He runs a controversial anti-American website called

Some experts describe it as a "call to Jihad."

The site lists Samir Khan as one poster.

All indications are he runs the whole thing.

His family reportedly moved him to the U-S when he was seven years old.

If you read his words and click on attached links, you'll see bomb videos.

September 11th is replayed.

There's a call to arms.

One video shows a dead American hanging out the back of a Jeep.

Another link - another especially disturbing link - is a music video of children training in a terrorist-type camp.

The American government is aware of this website.

In fact, sites like Khan's are the focus of a 23-page report released just weeks ago on Capitol Hill.

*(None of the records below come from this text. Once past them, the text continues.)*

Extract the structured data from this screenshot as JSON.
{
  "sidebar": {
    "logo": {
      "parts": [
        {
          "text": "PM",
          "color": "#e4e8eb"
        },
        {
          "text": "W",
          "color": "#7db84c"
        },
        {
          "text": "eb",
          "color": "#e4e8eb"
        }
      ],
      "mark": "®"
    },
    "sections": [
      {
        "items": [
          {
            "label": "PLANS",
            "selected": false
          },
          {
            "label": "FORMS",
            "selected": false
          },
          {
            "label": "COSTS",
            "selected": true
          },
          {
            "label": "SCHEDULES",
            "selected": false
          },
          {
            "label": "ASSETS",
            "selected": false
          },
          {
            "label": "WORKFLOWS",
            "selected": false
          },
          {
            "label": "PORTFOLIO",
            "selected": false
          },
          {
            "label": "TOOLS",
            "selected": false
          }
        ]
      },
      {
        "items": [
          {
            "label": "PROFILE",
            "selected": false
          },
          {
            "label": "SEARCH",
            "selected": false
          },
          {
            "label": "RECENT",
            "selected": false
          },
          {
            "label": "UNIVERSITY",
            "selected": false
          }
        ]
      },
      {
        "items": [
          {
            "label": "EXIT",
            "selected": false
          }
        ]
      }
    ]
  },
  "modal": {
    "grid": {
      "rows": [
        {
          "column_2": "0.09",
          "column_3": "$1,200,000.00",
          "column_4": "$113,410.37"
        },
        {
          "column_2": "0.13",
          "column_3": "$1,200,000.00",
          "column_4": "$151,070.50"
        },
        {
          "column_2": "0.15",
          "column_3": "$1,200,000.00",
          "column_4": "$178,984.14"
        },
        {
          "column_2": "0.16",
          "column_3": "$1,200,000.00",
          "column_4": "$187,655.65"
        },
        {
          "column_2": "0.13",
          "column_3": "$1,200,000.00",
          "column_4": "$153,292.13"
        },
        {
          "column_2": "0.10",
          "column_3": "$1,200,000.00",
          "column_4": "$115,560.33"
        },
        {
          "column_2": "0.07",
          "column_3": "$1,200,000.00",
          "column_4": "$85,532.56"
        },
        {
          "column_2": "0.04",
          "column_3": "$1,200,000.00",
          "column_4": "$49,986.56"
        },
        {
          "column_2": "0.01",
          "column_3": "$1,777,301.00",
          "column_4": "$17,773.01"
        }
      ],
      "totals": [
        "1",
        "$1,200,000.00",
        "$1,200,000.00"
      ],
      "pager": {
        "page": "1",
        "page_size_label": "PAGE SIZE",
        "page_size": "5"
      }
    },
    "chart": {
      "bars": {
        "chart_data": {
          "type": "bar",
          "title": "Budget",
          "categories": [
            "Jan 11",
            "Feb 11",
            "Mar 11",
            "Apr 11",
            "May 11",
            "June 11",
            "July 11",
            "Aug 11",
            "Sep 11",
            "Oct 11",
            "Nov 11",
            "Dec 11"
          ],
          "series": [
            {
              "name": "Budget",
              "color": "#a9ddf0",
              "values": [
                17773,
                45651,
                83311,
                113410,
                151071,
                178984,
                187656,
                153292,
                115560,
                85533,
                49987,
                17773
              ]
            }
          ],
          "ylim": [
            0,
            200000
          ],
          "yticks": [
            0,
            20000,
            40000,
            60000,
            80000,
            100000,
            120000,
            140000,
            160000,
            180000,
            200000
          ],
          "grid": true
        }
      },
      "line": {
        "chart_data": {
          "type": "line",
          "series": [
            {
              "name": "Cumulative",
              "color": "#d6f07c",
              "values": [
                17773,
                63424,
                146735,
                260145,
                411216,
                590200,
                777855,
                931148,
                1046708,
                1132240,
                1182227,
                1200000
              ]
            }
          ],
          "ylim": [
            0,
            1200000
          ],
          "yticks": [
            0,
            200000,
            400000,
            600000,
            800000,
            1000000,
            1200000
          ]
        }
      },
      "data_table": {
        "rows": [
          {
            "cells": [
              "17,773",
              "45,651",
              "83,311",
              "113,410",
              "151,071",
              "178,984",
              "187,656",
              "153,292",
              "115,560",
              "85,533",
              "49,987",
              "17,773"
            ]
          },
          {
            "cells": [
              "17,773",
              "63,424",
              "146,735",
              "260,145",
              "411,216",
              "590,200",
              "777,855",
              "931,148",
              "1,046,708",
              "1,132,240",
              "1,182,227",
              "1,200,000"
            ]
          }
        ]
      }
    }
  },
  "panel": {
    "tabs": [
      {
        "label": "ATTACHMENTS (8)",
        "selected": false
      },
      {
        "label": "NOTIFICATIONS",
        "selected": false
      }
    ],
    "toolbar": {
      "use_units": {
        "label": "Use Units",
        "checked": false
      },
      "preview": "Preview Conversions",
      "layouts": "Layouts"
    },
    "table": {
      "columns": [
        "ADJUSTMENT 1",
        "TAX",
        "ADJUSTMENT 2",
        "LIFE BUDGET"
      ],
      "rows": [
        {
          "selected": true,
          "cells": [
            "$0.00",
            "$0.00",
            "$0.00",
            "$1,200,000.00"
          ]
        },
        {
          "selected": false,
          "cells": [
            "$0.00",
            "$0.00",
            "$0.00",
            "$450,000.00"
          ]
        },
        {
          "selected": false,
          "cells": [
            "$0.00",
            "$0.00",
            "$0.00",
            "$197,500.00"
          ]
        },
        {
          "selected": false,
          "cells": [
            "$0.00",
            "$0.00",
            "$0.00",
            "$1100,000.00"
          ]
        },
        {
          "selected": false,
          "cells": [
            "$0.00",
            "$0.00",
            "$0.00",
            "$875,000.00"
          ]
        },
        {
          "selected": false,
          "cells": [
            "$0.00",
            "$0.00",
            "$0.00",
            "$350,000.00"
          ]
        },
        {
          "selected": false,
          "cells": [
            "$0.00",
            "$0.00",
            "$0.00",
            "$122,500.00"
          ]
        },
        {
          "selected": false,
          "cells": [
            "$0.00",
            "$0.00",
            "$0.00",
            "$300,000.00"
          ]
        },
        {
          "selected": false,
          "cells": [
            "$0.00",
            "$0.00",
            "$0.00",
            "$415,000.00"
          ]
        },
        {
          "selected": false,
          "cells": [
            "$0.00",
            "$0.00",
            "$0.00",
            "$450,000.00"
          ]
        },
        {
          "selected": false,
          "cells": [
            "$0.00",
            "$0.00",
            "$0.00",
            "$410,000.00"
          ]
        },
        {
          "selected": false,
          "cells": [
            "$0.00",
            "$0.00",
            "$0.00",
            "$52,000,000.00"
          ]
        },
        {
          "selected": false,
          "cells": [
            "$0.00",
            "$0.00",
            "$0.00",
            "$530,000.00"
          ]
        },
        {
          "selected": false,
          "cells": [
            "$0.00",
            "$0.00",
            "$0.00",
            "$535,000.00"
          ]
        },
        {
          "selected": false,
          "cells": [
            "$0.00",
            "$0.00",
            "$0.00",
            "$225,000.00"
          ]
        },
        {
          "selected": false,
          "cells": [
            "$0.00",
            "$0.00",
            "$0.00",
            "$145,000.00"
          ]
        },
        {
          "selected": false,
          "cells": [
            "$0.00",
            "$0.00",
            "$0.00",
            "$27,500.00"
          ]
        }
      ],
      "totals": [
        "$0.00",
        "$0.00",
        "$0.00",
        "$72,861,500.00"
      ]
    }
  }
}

WBTV obtained a copy.

The report repeatedly warns of the dangers.

Like the following one line:  "Over the last year, Al-Qaeda also made a tactical decision to increase its production of online propaganda and make more of it accessible to English-speaking audiences."

Private investigator Bill Warner is in Florida studying Jihad-ist websites across the world.

WBTV traveled to Sarasota to interview him because he says Charlotteans need to recognize someone in their backyard is helping the enemy.

"His website is concise. Easy to read. Informative. If you want to be a terrorist, this is where you go," says Warner.  "He's a great facilitator for Al-Qaeda."

Is he? Is Khan working for Islamic extremists?

Asking him isn't easy.

We knock.

We leave notes.

We even see a national news crew from stake out his neighborhood looking for an interview.

He ignored them, too.

We finally catch Khan walking into work in south Charlotte, a week-and-a-half-ago.

"...May I talk with you about your website?", asks Grantham.

"Uh, no," says Khan.

She continues.  "Are you helping recruit for Al Qaeda?".

"No," he replies.

"Not at all?"

"No," he repeats.

"Helping recruit for terrorism?" she asks.

"No," he says.

He says he's not... Warner doesn't believe him.

"Oh, come on!," says the private investigator.  "It's a war zone here... these people want to kill us."

Warner says the best solution is to try and shut down Khan's site - and ones like it.
Warner has helped do this in other cases before.

But he says Khan's web host -- -- isn't going anywhere.

"The is hosted out of Ahman, Jordan... so forget that," says Warner.  "You're not going to shut it down."

It is Khan's First Amendment right to express his views.

He knows how to walk the fine line well.  He never solicits violence.

He doesn't show evidence of working directly with militant leaders. He just says what he wants through a keyboard and monitor.

Not, apparently, in person.

"Samir, are you anti-American?" asks Grantham.  He doesn't respond.

"You seem to have a lot to say.  I'm giving you a chance here to say some things," she follows.
He says nothing and uses his security card to beep himself into work.

The FBI will neither "confirm nor deny if they are investigating" Khan or his website.